Related topics

URGENT NASA Loses Contact with Magellan Again

August 22, 1990

PASADENA, Calif. (AP) _ Engineers lost radio contact with the Magellan spacecraft Tuesday night for the second time in five days, NASA said.

Scientists weren’t immediately sure if the spacecraft’s computer circuits would send out a radio beam in an attempt to re-establish communication with Earth, as the Venus-orbiting craft is supposed to do in an emergency, NASA said.

Magellan’s mission is to map up to 90 percent of Venus’ surface using radar to peer through the planet’s thick clouds, which prevent the use of optical cameras. The spacecraft went into orbit around Venus Aug. 10 after a roundabout, 948-million-mile trip. It was launched from the shuttle Atlantis 15 months ago.

″They lost it at 7:03 p.m. PDT″ while tracking the craft with a NASA antenna dish near Canberra, Australia, said Jim Doyle, spokesman for NASA’s Jet Propulsion Laboratory.

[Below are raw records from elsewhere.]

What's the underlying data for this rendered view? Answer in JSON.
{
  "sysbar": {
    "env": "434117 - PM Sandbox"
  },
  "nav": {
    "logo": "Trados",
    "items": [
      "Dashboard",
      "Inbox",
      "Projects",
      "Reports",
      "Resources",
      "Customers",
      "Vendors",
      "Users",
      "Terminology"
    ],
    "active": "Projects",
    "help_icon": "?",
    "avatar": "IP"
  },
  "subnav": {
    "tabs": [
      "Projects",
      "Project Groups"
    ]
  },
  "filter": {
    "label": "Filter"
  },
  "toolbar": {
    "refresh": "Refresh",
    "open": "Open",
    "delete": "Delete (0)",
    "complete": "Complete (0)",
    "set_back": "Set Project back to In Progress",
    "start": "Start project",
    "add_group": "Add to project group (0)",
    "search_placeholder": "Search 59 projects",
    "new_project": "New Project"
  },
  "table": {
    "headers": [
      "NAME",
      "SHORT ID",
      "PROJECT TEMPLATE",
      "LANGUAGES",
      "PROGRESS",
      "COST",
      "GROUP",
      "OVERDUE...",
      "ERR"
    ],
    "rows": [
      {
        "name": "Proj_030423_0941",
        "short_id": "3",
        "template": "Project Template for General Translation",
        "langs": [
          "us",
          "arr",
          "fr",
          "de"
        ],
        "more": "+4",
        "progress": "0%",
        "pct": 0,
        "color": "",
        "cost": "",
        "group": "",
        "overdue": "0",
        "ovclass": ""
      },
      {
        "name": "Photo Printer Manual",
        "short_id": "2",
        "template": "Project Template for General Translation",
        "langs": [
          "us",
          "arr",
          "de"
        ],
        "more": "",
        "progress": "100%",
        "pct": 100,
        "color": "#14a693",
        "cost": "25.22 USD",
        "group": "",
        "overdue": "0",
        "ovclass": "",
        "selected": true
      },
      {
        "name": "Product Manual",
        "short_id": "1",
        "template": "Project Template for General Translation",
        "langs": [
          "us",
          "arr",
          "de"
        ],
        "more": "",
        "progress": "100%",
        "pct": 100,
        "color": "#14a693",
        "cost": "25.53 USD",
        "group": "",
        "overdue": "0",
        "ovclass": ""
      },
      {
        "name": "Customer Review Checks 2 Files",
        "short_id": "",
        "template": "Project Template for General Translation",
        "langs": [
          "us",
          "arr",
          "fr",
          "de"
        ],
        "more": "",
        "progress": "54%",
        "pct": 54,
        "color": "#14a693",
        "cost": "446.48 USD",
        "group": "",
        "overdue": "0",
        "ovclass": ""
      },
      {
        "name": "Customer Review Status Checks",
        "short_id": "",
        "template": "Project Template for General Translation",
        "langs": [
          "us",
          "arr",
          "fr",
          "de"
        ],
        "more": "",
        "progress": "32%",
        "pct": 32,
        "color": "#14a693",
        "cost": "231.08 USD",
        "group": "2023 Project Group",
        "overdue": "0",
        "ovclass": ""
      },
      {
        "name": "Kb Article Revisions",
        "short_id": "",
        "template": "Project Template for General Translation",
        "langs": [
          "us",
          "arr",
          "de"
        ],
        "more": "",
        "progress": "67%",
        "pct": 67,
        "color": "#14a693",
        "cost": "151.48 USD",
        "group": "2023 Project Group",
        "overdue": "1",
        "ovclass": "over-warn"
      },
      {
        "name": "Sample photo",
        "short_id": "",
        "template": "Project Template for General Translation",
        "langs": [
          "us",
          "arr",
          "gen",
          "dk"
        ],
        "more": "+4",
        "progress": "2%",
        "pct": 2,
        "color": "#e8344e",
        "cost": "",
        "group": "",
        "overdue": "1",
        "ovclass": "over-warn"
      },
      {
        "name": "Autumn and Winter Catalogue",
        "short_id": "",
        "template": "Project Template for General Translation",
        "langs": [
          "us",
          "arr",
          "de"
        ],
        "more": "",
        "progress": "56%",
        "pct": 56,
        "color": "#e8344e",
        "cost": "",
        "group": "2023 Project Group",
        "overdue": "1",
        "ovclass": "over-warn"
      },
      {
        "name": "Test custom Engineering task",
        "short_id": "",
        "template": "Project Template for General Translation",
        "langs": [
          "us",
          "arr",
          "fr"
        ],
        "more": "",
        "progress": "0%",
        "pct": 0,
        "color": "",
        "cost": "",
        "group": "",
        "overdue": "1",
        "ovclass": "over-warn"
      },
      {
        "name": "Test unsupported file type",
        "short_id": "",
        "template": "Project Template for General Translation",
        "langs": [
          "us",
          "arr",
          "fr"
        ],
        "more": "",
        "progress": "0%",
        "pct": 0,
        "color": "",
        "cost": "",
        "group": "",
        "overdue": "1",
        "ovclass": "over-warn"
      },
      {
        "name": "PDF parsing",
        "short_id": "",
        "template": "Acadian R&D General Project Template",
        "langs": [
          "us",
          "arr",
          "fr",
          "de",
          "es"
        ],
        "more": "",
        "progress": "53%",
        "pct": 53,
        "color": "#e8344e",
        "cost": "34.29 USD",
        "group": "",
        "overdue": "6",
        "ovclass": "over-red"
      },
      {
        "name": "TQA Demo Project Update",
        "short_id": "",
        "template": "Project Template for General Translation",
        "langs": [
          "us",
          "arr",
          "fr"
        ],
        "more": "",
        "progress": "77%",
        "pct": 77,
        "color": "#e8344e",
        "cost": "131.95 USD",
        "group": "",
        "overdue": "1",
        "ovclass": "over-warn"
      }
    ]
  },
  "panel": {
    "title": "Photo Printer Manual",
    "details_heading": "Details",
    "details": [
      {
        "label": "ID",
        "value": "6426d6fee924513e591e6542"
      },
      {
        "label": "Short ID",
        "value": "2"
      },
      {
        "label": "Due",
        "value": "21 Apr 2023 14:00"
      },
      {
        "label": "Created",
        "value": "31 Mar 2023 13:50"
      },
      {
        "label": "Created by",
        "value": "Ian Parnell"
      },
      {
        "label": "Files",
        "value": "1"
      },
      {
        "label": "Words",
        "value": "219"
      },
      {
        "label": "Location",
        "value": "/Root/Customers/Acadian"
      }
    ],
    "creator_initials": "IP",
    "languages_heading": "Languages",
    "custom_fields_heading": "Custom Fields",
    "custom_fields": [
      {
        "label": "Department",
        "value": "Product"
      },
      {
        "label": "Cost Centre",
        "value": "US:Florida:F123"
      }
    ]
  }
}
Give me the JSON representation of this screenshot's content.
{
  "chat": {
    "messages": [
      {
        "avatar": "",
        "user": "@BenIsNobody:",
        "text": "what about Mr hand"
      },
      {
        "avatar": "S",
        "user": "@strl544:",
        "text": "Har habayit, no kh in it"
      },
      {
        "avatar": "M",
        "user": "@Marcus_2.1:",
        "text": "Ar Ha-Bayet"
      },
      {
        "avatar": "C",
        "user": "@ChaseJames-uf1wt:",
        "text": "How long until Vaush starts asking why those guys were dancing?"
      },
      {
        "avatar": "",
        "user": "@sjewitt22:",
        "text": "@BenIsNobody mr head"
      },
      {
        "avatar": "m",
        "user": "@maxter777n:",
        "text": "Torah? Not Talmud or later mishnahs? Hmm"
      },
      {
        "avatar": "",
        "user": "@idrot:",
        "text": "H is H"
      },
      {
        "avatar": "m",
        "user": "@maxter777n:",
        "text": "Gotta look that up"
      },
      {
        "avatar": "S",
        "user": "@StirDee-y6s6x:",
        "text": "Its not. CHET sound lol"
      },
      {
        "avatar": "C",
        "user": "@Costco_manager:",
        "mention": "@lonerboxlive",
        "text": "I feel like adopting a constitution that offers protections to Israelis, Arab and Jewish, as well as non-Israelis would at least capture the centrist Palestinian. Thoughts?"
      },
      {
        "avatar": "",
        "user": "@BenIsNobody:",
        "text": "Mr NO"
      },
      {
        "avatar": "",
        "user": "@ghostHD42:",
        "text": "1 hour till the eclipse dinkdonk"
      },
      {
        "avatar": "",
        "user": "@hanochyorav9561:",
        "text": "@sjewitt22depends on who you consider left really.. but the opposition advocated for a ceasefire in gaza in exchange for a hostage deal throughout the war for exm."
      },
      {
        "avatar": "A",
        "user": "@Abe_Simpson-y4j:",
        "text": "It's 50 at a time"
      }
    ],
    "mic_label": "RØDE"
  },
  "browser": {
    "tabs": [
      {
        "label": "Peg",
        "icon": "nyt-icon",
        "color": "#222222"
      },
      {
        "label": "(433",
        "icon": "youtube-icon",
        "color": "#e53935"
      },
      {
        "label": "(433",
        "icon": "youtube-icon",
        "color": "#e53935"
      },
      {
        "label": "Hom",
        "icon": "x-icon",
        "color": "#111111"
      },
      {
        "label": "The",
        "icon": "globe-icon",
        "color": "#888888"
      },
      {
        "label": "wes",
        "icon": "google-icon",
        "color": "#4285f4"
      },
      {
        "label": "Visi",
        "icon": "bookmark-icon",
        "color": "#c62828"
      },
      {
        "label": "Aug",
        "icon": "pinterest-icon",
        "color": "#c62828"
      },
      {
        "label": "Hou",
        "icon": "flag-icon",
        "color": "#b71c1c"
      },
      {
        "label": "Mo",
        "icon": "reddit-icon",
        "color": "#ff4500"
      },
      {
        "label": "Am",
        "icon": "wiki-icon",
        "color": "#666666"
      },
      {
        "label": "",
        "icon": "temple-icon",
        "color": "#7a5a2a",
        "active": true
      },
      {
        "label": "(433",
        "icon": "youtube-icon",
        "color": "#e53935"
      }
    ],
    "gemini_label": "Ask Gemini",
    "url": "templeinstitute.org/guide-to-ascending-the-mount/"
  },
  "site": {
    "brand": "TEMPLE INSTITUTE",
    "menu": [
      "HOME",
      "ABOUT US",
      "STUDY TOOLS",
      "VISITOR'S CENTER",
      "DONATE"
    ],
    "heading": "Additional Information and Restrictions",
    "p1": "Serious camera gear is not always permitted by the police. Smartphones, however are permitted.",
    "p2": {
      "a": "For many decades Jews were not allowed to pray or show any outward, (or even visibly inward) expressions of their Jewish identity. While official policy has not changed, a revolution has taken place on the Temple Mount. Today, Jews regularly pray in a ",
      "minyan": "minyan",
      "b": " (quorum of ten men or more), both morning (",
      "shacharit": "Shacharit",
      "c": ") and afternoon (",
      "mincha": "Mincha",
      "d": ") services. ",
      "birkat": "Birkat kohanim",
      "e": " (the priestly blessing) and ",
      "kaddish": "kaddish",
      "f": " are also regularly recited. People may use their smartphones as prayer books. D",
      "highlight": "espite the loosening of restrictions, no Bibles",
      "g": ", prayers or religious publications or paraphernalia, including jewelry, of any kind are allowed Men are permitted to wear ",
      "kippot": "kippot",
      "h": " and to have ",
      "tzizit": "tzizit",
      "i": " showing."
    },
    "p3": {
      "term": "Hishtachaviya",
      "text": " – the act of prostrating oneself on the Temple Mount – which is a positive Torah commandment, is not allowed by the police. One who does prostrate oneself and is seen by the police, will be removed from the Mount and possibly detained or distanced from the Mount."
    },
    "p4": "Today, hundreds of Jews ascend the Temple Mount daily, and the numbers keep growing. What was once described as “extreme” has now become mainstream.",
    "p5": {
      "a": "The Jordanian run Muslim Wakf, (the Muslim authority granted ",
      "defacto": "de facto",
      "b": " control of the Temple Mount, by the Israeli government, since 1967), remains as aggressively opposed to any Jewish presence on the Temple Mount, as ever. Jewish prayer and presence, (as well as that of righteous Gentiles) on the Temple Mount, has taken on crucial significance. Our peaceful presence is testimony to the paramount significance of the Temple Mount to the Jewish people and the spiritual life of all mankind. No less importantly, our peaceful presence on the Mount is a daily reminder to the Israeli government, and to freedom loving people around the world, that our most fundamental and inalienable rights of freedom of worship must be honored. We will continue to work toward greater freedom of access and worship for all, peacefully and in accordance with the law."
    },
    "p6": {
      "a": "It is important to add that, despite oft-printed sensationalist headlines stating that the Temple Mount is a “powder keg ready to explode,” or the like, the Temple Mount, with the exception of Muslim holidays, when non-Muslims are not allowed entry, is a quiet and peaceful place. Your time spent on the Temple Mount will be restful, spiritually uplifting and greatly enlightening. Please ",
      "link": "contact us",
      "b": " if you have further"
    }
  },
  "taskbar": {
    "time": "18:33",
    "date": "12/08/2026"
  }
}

The mishap came only hours after NASA released the spacecraft’s first pictures of Earth’s closest planetary neighbor. They showed Venus has quake faults, lava flows like those in Hawaii and Idaho, and long, parallel valleys and ridges similar to those between the Sierra Nevada and the Rockies.

The loss of Magellan, the centerpiece of a $744 million mission to explore Venus, would be a major blow to NASA, which grounded the shuttle fleet temporarily because of fuel leaks and found the Hubble Space Telescope had a flawed mirror.

Doyle said that if the craft was beaming radio waves across the sky while spinning - as it is supposed to do to in an emergency - engineers could re- establish intermittent contact between 12:03 and 12:30 a.m. PDT Wednesday.

Less than seven hours before contact broke off, project manager Tony Spear said that as far as engineers could tell, ″the spacecraft is healthy,″ despite a loss of contact for more than 14 hours starting last Thursday night.

The spacecraft’s automatic self-protection system made Magellan re- establish with NASA engineers last Friday morning. Then, they sent Magellan a command to make it stop spinning and stay in touch with Earth.

Engineers said they still haven’t figured out why they lost contact with Magellan last week.

One leading theory is that a cosmic ray or a high-energy particle from the sun caused a blip in Magellan’s computer memory, said spacecraft system engineer John Slonski.

″We’re not ruling out a software flaw or some hardware problem″ or perhaps some unknown electrical fields surrounding Venus, Spear said.

Cosmic ray ″hits″ on spacecraft electronics can be expected to interfere with Magellan about once each year, Spear said. Similar events occasionally have disrupted the Pioneer Venus Orbiter, launched in 1978, and the Tracking and Data Relay Satellites in Earth orbit, Slonski said.

The pictures released Tuesday were taken during an Aug. 16 test when Magellan bounced its radar beam off Venus for the first time.

As promised by NASA, the pictures are 10 times more detailed than the best radar images of Venus made by the Soviet Venera 15 and 16 spacecraft and by the radio telescope at Arecibo, Puerto Rico. They show details as small as 400 feet across, or a third bigger than the length of a football field.

The large number of fractures and ″Venusquake″ faults seen in images from the spacecraft suggest the crustal movements that shaped the landscape are ″perhaps even more violent than I imagined before,″ said Steve Saunders, Magellan’s chief scientist at Jet Propulsion Laboratory.

″Overlapping lava flows of various ages″ and six to 10 miles wide appear as bright and dark splotches, he said.

But Saunders said the pictures don’t yet show any of Venus’ major volcanoes, whether any of them are active or if the planet’s crust is broken into the kind of drifting plates that carry whole continents across the face of the Earth. Previous spacecraft revealed numerous mountainous volcanoes.

The lava flows are ″similar geologically to volcanic deposits seen on Earth at Hawaii and the Snake River Plains in Idaho,″ NASA said in a statement.

The parallel sets of elongated valleys and ridges resemble those in the basin-and-range province of the intermountain region of Utah and Nevada, or at the Great Rift Valley in eastern Africa. They show that at least part of Venus’ crust has been stretched apart, Saunders said.

Update hourly